=== Begin Enclosure ===

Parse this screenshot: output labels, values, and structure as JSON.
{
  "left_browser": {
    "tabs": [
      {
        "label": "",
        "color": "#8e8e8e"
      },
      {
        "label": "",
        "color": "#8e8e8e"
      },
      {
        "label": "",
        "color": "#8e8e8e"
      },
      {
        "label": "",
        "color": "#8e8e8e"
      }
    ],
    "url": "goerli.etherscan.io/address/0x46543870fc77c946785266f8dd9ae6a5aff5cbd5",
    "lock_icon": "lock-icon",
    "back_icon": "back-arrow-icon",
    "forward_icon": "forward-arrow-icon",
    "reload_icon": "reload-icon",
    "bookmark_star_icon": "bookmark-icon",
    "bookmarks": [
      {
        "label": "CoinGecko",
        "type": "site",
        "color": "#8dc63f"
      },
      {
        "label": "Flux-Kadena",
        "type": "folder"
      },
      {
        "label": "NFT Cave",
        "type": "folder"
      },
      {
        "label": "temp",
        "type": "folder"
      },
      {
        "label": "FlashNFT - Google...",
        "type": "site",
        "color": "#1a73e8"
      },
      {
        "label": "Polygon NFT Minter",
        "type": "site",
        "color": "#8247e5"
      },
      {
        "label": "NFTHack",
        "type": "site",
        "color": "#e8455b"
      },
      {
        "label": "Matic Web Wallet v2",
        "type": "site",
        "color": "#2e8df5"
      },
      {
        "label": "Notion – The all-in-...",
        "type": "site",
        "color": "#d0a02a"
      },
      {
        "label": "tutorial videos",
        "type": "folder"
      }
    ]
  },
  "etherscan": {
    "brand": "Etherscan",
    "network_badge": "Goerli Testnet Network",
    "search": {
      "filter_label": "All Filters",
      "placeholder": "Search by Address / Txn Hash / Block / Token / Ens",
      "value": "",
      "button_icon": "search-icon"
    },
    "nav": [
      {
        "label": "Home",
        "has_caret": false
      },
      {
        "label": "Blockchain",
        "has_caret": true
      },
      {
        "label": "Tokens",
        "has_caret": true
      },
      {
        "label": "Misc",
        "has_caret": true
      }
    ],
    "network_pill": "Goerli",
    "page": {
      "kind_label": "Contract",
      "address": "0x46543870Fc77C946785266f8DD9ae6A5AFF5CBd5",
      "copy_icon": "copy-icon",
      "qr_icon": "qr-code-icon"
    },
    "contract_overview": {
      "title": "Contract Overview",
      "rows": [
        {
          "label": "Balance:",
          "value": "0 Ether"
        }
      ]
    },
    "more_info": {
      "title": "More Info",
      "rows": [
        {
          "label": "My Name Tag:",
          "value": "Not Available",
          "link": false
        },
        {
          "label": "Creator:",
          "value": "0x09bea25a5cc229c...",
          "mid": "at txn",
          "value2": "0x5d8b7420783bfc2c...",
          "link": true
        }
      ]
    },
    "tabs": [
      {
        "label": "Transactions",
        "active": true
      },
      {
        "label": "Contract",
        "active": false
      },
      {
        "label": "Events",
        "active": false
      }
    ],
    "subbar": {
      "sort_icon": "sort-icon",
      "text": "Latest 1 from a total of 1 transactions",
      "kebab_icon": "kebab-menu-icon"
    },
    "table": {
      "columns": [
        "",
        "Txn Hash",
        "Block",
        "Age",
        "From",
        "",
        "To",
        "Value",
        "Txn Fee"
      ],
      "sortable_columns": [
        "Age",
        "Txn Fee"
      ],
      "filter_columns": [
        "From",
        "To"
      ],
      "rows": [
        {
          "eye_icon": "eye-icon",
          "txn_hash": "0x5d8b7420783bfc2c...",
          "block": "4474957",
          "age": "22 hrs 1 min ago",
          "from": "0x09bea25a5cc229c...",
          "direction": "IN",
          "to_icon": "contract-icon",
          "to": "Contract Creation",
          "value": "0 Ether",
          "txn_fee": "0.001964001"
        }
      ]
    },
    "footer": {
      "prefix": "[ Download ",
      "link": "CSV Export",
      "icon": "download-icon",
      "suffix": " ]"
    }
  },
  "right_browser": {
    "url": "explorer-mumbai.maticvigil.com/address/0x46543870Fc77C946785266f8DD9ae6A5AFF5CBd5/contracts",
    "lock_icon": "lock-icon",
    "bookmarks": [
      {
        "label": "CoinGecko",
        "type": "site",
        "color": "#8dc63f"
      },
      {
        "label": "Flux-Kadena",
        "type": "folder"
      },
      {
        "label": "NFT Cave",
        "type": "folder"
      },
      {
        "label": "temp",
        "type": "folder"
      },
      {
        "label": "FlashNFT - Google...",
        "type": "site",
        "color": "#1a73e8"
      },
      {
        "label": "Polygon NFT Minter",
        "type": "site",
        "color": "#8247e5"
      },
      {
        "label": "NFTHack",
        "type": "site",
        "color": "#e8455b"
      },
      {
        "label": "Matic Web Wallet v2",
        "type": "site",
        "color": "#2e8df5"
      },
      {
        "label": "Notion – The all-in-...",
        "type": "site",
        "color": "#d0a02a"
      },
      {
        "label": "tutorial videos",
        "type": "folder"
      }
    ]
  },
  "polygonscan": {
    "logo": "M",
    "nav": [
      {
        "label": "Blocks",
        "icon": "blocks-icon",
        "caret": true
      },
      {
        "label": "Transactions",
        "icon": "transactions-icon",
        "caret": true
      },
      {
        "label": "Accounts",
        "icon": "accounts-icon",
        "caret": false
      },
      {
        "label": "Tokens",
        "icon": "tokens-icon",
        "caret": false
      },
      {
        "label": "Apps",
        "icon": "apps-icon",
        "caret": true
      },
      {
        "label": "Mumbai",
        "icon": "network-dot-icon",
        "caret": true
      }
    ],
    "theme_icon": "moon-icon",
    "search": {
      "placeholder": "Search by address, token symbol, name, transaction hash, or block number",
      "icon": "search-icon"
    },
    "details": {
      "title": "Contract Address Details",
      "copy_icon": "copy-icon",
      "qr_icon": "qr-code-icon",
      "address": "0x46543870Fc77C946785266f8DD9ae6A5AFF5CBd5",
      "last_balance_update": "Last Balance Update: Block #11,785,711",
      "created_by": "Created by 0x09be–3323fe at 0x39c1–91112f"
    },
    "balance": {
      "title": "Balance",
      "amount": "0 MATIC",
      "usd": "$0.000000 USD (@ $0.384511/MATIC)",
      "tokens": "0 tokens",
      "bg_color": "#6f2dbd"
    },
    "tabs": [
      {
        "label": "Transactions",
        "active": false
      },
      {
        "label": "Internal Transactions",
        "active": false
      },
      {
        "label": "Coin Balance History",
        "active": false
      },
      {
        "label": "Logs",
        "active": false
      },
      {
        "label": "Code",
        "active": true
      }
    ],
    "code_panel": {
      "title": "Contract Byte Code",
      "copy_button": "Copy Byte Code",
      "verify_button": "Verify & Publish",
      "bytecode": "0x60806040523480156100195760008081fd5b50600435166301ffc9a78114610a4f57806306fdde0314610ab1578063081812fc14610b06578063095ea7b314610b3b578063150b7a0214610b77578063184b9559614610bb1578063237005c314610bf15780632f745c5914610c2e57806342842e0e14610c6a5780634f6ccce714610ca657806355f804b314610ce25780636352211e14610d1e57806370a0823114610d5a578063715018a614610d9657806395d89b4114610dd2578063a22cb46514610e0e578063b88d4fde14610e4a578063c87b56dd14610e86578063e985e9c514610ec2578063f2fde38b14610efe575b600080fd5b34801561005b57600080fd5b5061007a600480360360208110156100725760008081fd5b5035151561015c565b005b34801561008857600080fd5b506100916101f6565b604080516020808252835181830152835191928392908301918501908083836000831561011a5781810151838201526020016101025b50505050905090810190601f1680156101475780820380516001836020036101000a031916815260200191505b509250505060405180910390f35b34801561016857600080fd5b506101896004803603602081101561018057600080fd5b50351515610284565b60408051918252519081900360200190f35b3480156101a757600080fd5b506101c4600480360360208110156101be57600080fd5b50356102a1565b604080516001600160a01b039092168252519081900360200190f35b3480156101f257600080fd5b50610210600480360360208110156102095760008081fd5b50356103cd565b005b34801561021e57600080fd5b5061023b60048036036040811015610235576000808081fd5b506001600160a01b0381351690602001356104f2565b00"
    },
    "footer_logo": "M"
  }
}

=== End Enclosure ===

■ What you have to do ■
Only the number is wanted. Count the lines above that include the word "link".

■ Solution ■
3